Hans was later seen hunched over in the Village market due to extreme exhaustion, or as some speculate GUILT. Mei retorted, "No doubt at this point, that German wishes he had a Spitfire - pure British effort and brilliance." Hans can be seen later this month attempting to run 14 mountain peaks in California, all over 14,000 feet, within 16 days. His teammates had very boring nicknames and cannot be mentioned here in this article.

As for Manual, he will be attempting to break the Spitfire's time of 3 hours and 38 minutes.

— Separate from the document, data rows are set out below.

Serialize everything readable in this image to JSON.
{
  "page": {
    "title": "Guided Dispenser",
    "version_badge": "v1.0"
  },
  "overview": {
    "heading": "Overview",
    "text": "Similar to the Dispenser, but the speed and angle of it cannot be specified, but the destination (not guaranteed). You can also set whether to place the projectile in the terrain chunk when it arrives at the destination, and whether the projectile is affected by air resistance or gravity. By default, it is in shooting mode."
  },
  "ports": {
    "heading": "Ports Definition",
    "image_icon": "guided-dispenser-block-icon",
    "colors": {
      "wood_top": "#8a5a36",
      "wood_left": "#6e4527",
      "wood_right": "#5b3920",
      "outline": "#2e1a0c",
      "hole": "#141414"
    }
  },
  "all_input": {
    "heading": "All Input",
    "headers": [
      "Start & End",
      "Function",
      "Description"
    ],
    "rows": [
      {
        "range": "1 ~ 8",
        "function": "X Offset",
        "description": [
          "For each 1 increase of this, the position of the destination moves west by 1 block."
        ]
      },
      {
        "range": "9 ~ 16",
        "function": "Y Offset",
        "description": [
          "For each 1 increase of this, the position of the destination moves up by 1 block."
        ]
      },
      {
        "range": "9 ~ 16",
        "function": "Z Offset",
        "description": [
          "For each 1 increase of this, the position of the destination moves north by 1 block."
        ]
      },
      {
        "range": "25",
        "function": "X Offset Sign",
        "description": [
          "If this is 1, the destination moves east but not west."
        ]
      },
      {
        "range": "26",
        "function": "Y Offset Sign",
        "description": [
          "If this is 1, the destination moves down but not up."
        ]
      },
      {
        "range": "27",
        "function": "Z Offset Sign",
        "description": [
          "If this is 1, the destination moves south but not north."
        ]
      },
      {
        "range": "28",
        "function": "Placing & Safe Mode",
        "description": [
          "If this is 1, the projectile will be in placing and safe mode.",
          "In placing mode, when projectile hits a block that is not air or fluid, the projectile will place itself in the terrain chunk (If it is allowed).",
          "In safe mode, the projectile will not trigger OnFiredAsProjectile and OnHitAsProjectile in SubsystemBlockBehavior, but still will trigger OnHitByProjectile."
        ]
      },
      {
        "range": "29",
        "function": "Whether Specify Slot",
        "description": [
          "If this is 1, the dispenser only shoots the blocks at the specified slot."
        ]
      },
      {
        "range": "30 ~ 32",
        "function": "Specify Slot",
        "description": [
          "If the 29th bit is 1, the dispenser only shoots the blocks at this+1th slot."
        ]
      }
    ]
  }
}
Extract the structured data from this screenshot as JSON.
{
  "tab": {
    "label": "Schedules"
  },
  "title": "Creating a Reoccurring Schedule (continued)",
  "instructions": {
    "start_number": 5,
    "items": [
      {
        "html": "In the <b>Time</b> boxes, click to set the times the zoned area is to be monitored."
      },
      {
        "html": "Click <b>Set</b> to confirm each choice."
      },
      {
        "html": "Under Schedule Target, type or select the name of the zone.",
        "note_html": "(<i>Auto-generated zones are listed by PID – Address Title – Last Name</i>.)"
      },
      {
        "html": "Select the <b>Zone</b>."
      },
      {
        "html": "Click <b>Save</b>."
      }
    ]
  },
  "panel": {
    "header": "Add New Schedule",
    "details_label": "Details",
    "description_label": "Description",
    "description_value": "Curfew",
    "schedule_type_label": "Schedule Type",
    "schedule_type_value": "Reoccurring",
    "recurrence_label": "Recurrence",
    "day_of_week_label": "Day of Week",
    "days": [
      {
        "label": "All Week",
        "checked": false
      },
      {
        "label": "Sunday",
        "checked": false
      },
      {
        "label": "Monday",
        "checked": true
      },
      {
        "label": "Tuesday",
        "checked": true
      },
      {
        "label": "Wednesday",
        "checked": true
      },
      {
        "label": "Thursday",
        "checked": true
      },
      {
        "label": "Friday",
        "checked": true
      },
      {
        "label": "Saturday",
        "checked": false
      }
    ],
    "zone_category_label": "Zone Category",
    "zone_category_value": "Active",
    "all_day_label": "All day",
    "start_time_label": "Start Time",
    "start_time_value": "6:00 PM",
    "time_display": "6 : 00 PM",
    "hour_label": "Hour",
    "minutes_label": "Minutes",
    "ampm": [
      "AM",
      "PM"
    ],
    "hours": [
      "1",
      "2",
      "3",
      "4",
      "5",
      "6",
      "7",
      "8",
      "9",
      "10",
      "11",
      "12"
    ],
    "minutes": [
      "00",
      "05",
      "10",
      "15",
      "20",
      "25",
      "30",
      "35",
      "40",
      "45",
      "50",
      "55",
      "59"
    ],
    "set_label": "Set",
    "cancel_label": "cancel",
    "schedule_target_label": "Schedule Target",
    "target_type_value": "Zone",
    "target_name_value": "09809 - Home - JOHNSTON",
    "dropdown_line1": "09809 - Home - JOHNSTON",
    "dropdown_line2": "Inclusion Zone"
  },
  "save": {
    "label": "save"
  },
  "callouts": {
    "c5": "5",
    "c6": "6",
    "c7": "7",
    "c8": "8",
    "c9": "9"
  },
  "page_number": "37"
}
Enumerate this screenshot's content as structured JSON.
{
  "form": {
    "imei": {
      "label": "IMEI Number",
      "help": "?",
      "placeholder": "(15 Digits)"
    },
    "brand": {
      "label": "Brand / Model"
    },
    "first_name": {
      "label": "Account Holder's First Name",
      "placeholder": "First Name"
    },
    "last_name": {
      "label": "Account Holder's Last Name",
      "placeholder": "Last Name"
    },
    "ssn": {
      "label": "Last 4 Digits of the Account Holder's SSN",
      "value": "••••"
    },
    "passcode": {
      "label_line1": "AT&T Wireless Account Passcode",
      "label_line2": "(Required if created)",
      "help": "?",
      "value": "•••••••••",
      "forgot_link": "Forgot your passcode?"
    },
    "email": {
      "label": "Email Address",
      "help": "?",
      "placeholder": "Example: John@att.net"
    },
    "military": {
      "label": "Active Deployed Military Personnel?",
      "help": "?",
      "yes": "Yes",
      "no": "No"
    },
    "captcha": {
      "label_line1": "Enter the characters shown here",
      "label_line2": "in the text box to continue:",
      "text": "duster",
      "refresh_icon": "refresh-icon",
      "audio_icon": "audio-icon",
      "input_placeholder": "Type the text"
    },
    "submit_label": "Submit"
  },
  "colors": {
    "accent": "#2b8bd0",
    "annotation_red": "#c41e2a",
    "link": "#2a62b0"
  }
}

"Yes," said Manual, "I was shocked to see Hans with that water. I should have sussed the whole thing when I saw what he was wearing. While the Spit and I wore soccer jerseys and terry cloth headbands in honour of the World Cup 98, Hans wore bright fluorescent green shorts and was listening to Disco. That's pretty much like taking drugs to boost your performance. Where were the French officials then? Well despite that we all finished. Vive La France!"

Despite the controversy, the French loved it, singing as each one crossed the line, "Allez, allez, allez, allez...we are champs, we are champs." And who could forget the large blue and red rooster dancing at the finish line. Some call him Footix, but others call him the Spirit of France.

How beautiful.


El Castillo del Barrio

Santa Barbara, California - circa 1807